Automating Physical Assets

The most prominent examples here are likely related to both smart manufacturing and smart buildings. Let’s look at Smart Manufacturing for example. With the arrival of Industry 4.0, IIoT (Industrial IoT) speaks to the ability to collect data from machines and other manufacturing systems to both optimise production output and reduce downtime. As an example, customer order data can be used to optimise the production line settings required for the forthcoming task, reducing the need for human intervention. In addition to this, IoT sensors can be used to help manage inventory or leveraged in conjunction with machine learning to predict machine part failure and ensure maintenance can be handled without impacting the entire production line.

Automation of Back-office Tasks

In this instance we refer to IoT data triggering a back-office task or process, which is further enhanced when RPA (Robotic Process Automation) can automate the task itself. This might be IoT data related to inventory triggering a purchase order to a supplier or ordering a part for a failing field asset when a failure is detected or predicted.

Automated Reporting

A typical example of this might be for food standards compliance where refrigeration must sit within certain tolerances for different food products. Historically, this might be a paper reporting exercise performed by a person taking a reading and recording it. Now this can be recorded in real-time using IoT sensors and automating alerting if thresholds are exceeded to ensure compliance and reduce food waste.

Automated Data Exchange

Typically, we see this in supply chain, where data relating to the location of goods, as well as inventory levels are shared with the extended chain of stakeholder related to product to enable complete transparency. This transparency enables better supply chain planning, reduced disruption and more efficient B2B process interactions between the various parties involved.

Triggering Human Intervention

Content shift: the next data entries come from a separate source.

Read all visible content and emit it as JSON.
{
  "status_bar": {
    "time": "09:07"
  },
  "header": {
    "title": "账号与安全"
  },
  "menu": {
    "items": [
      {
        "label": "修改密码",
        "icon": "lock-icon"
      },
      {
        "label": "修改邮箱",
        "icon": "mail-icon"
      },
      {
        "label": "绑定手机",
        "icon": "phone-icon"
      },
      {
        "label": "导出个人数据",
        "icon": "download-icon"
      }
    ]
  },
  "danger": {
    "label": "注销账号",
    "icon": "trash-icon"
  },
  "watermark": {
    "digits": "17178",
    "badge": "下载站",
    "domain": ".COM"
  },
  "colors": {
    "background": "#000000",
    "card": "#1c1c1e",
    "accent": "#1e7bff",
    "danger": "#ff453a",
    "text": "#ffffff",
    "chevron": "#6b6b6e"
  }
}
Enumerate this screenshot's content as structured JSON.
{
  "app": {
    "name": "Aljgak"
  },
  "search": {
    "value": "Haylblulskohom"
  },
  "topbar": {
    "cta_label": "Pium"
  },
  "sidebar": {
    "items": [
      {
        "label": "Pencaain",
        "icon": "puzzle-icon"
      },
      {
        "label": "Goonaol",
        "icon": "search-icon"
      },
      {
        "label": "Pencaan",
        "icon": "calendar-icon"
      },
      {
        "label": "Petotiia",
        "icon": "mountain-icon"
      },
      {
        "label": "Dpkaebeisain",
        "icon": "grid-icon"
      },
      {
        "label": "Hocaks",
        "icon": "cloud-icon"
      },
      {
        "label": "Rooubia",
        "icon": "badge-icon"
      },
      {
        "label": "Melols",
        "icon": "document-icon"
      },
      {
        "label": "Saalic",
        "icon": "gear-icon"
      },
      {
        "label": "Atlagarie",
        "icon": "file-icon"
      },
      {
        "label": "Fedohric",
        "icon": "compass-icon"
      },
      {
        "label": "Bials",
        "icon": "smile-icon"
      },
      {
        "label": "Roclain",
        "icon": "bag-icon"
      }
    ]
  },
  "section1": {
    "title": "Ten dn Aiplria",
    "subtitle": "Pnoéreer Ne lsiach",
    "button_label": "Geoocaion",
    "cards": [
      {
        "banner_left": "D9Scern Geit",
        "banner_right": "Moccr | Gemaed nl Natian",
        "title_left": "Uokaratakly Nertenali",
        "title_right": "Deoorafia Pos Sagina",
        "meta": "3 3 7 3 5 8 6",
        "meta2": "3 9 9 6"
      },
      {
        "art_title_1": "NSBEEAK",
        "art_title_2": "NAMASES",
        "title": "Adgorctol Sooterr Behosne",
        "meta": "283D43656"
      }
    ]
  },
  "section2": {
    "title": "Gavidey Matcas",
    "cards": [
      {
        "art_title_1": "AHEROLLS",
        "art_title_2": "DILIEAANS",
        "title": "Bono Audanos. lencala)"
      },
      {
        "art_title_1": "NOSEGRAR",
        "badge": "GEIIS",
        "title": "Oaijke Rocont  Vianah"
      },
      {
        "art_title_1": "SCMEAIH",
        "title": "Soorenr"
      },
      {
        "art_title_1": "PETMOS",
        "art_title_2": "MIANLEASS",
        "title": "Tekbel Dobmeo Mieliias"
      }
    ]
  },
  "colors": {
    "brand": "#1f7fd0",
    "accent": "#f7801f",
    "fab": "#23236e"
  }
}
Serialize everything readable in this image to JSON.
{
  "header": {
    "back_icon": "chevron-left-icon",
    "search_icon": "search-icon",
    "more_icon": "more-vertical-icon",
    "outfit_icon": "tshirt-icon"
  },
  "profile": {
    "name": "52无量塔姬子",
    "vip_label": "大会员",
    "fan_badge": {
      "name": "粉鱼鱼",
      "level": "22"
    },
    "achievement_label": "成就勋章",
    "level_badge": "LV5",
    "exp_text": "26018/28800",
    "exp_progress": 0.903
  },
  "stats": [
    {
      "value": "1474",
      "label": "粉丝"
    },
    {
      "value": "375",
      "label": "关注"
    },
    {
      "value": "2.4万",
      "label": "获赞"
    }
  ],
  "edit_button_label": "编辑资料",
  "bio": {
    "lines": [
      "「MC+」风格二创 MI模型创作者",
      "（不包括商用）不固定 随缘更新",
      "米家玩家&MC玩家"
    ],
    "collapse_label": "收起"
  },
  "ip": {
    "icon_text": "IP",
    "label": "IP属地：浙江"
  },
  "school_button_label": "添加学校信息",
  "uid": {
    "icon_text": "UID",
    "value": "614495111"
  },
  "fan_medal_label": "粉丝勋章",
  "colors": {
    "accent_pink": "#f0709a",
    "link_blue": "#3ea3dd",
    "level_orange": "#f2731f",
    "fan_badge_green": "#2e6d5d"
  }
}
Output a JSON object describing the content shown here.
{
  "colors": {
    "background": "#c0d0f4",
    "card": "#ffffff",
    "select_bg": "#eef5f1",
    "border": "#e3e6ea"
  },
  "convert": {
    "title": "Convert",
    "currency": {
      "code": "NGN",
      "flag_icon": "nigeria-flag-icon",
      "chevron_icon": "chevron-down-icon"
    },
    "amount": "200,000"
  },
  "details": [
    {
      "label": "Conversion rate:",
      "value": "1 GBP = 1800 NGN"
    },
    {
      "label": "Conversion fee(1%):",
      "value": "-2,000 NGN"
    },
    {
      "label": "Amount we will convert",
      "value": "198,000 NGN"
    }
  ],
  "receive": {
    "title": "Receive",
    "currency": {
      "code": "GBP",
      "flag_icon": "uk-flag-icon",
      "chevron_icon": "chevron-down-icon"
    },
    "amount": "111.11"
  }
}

We often see this with systems that relate to situational awareness and public safety. With the introduction of AI and Computer Vision, big brother is not only watching, but increasing his understanding of what he is seeing. AI powered cameras are now able to detect suspicious packages, potentially violent situations and crowding where it creates risk (such as we’ve seen in the recent pandemic). These events then trigger alerts where people are called to the scene to deal with the situation at hand.

In Summary

There is an evolution of a sensory digital fabric casting eyes on every aspect of the assets we use and the spaces we occupy. Also, with the advent of AI, systems can not only sense but they understand this data in context to take action and augment the day to day ways we operate in industry. Bill Gates was quoted as saying “Automation applied to an inefficient operation will magnify inefficiency”, so it is critical that organisations pay keen attention to the processes they implement and the interconnections between those processes before striving for higher levels of automation.

IoT (or IIoT) and process automation is now a business imperative that cannot be ignored.